Asking for feedback is the only way you’ll know what you can do better.


Make A Case For Yourself

When the time comes to ask for the raise or promotion you want, make sure you are ready.  Have the documentation that illustrates the goals you’ve achieved as well as prior reviews with you.  You can also include anything else that could have a positive impact for your case.  Maybe you’ve gotten technical certifications since your last review.

For example, if you’re in a help desk position and have gotten fifty customer compliments, print those emails out.  If the CEO let you know that you did a great job on multiple occasions, include that as well.  Anything that you can provide showing you did a good job throughout the past year should be included in your performance evaluation.

The more you do to build a strong case for yourself, the better chance you have of getting a raise or promotion.  Trust me, there’s too many developers and programmers that don’t try and negotiate.  In fact, managers don’t even expect you to negotiate.  It will be much harder for them to say no and decline your request if you have proof to back-up your great performance.

performance evaluation

What About Peer Reviews?

Peer reviews are important for developers because you get direct feedback from your team on what you can improve on.  This may include your code quality, communication skills, etc.  You may also get feedback on how you’re performing when it comes to time management around important deadlines.  It’s an opportunity to hear feedback that isn’t coming from your manager.  Another reason why I like peer reviews is because it’s not just about salary and promotions.  I feel like I get honest feedback on what I can improve on from other developers in the same boat.

Having reviews with your team is often less stressful than having a one-on-one review with your manager.  Having conversations with your co-workers on what you can improve on is not only constructive, but you feel a different level of support.  Being honest and transparent with your team is the best way to communicate what they could have done and can do in the future to have a better impact in the department.  It’s a good way to get a feel of where you stand on the team and what you can do better as a developer.  Maybe you’ll even find strengths in one of the other developers that they can help work with you on.


What Will Come Next?

After asking for feedback and advice on what to work on, I try to summarize my plans there on the spot.  Try and discuss a time frame with your manager on what you need to work on next and when.  Talk about where you want to go long-term.

If you have the same goal as you did in a previous performance evaluation, bring a copy of that review with you.  Show your manager what you’ve worked on and accomplished since then.  Let them know you’ve improved and still haven’t gotten what you wanted.  This might light a fire under them speeding up your promotion.


Ask Your Manager What They Can Do
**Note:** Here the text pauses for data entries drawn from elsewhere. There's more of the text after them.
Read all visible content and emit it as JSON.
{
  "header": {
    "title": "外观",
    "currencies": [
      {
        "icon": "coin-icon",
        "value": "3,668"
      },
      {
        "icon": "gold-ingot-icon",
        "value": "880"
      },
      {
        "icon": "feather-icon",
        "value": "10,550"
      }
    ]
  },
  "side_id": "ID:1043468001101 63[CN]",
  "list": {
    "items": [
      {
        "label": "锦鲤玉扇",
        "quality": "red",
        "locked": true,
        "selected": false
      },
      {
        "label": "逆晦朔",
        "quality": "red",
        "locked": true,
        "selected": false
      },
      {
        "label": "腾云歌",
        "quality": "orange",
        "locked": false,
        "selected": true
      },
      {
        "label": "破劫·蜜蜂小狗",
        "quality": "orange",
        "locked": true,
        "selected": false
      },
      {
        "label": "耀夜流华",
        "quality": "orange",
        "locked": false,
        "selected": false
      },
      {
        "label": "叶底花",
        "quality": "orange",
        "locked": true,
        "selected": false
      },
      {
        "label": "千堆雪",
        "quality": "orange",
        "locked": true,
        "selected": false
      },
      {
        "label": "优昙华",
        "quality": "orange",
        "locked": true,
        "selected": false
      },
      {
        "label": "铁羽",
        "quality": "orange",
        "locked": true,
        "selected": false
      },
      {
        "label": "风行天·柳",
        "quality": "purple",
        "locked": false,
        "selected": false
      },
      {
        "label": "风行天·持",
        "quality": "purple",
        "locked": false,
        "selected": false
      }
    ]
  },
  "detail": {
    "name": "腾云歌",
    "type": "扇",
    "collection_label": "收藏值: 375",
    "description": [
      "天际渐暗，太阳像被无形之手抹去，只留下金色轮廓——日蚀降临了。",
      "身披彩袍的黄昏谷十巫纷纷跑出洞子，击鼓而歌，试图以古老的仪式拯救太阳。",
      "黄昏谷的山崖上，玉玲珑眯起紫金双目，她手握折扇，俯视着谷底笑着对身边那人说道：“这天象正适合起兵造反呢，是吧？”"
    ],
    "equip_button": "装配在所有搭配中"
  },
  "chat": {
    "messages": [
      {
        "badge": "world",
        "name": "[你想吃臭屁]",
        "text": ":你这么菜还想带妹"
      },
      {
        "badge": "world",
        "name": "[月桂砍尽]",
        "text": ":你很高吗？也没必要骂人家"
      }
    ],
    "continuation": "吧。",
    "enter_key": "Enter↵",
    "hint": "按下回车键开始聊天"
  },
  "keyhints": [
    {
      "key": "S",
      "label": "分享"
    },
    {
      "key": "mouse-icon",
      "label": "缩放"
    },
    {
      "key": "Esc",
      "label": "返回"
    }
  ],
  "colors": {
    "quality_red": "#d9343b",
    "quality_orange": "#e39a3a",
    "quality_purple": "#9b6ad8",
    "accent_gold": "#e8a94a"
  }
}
Ask your manager what they do to help you achieve your career goals.  If there’s something you should be working on that you could use guidance with, let them know.

For example, I had to upgrade a database at my old company.  There was a lot of hesitation from corporate management and sales staff.  I let my manager know that I was having a hard time communicating to get everyone on the same page.  He was able to help make the process easier by scheduling official meetings with the CEO, who in turn made sure that the sales staff were available throughout the upgrade.


Your Performance Evaluation Doesn’t Need To Be Scary

Overall, having an annual performance evaluation is beneficial.  You’ll find out where you stand, and what you need to do to get where you need to be.  Sometimes the review may be based off of effort and how much you contributed to the team.  At some companies, you may get a standard 3% raise each year.  Other companies may offer promotions based on meeting certain metrics.  If you didn’t get the promotion you hoped for, it’s a chance to set goals with your manager.

Unsure whether or not you will qualify for a promotion or raise?  Look into your company policy.  See what the criteria is for raises, promotions, bonuses, etc.  If you don’t feel like your performance evaluation went well or that you got the raise you deserved, well maybe look elsewhere.  There are plenty of developer jobs out there.